I have a tutor who travels with me. It’s hard. I’m looking forward to high school. (Robb has one more year before high school). I’m a little nervous about it. I have to go to a high school that will accommodate my situation. When you’re in school, you do group activities, but I learn a lot just from hanging around with everyone on set. People on movies usually know interesting things, and a lot of them are really smart. As for friends, I e-mail, I text-message and talk on the phone. I miss them a lot. I have been able to have friends and family come out to visit me sometimes. It’s a little weird to see them on set, because they enter a different lifestyle.

4 Bridge to Terabithia is a family film and a kids film, yet it deals with some heavy issues. How did you feel about that?

Kids should be exposed to that kind of stuff. It’s real life, the real world. It’s what happens. It doesn’t mean they have to grow up. I also think boys will get into Bridge because of the action and special effects. (Robb plays a spunky girl who creates a fantasy kingdom she occupies with her best friend, a boy played by Josh Hutcherson). Girls will like it because of the imaginary kingdom, and I think people in general will like it because of the points it hits on – like friendship and family and school bullies. It’s one of the only movies where a girl is a bully. I think it’s good because a lot of girls are bullies. The movie also shows the bully’s softer side. No one’s really all bad. Bullies try to push others down to make themselves feel taller.

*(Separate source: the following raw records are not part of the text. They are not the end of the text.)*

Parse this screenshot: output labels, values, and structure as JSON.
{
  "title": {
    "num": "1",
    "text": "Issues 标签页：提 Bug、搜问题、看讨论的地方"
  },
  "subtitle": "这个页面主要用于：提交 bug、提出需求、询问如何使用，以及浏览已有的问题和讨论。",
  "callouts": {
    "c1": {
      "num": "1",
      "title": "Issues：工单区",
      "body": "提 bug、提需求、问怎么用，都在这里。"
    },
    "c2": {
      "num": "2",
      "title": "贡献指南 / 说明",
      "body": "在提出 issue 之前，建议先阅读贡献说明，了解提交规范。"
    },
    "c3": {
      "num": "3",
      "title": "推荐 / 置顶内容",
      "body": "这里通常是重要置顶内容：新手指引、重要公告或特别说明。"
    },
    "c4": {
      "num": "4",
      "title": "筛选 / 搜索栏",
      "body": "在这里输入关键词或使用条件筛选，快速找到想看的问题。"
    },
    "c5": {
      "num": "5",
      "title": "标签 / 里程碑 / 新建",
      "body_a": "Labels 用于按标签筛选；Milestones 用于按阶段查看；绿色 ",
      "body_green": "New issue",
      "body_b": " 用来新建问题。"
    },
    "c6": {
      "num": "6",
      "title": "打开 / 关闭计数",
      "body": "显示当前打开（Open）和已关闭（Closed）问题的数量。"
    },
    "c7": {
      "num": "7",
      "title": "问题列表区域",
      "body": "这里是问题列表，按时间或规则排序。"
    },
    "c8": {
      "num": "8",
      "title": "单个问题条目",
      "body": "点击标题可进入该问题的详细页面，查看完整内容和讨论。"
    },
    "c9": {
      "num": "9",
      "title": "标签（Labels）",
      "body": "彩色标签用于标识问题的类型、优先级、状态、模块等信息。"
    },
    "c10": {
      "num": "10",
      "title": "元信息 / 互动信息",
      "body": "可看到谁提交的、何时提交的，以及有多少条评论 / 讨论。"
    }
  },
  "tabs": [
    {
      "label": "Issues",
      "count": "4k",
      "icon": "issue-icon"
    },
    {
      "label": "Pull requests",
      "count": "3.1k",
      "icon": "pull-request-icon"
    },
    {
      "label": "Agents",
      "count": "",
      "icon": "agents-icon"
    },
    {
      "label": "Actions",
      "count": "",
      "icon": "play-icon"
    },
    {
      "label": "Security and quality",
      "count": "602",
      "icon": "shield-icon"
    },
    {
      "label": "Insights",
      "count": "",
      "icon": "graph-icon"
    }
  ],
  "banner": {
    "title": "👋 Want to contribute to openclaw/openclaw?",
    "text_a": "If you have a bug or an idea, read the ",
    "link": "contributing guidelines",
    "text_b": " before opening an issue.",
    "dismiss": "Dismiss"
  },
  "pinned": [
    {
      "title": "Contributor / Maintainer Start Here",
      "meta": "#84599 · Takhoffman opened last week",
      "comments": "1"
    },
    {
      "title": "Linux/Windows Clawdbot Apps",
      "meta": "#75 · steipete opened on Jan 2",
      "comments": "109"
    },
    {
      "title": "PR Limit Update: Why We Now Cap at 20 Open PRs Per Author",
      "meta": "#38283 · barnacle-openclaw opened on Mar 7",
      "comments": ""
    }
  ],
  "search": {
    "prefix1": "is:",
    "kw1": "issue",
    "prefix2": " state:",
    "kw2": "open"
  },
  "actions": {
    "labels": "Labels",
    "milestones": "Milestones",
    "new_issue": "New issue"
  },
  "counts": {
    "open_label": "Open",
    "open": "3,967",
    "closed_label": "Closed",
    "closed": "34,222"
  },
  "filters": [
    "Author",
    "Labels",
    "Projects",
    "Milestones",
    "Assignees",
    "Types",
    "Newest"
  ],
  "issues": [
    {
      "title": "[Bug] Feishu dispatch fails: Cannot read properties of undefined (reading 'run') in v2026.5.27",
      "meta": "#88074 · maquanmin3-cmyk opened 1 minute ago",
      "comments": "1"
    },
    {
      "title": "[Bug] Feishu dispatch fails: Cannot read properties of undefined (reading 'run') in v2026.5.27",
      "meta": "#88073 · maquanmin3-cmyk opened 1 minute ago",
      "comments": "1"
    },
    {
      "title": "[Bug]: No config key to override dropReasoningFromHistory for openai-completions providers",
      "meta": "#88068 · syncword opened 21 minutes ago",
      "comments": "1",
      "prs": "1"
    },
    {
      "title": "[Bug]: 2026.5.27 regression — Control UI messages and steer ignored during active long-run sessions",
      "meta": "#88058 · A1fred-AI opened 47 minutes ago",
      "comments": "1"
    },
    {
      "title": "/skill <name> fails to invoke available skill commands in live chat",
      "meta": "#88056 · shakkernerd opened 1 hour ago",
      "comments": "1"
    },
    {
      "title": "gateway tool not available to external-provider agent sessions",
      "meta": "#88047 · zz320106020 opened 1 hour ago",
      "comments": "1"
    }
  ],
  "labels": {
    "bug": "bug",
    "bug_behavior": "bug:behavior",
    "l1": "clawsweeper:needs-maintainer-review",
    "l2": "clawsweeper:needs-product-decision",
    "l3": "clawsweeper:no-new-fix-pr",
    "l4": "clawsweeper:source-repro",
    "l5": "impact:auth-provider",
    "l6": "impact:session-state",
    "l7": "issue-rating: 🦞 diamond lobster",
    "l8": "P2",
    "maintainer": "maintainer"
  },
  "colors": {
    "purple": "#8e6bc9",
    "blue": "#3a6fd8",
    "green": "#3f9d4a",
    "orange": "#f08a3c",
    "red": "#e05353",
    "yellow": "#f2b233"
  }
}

Even if you’re going through a hard time, it doesn’t mean you should treat people in a bad way. But the movie teaches us not to judge too soon.

5 You’re 13, a teenager. Given your schedule, are you able to have any fun, are you dating and do you plan to continue with acting?

I’m totally able to do stuff that’s fun. I still get to hang out with my friends. I just don’t get to stay home as much. I have a job. I call it “a big hobby.” I kind of am dating. I’m not uncomfortable to be around guys. But, no, I don’t have a boyfriend. Not right now. I only want to do movies if they’re worthwhile, if they can teach lessons and help people. I want to go to college. I want to see what other options are out there. If it’s not acting, I want to do a lot of nonprofit work, to help people who are less fortunate than I am. I also want to learn a lot of languages. I don’t really know any yet. . . . It’s important for people to learn languages and not be so homogenized. It’s good for kids to experience the world. After all, they’re the next generation.

[Rocky Mountain News]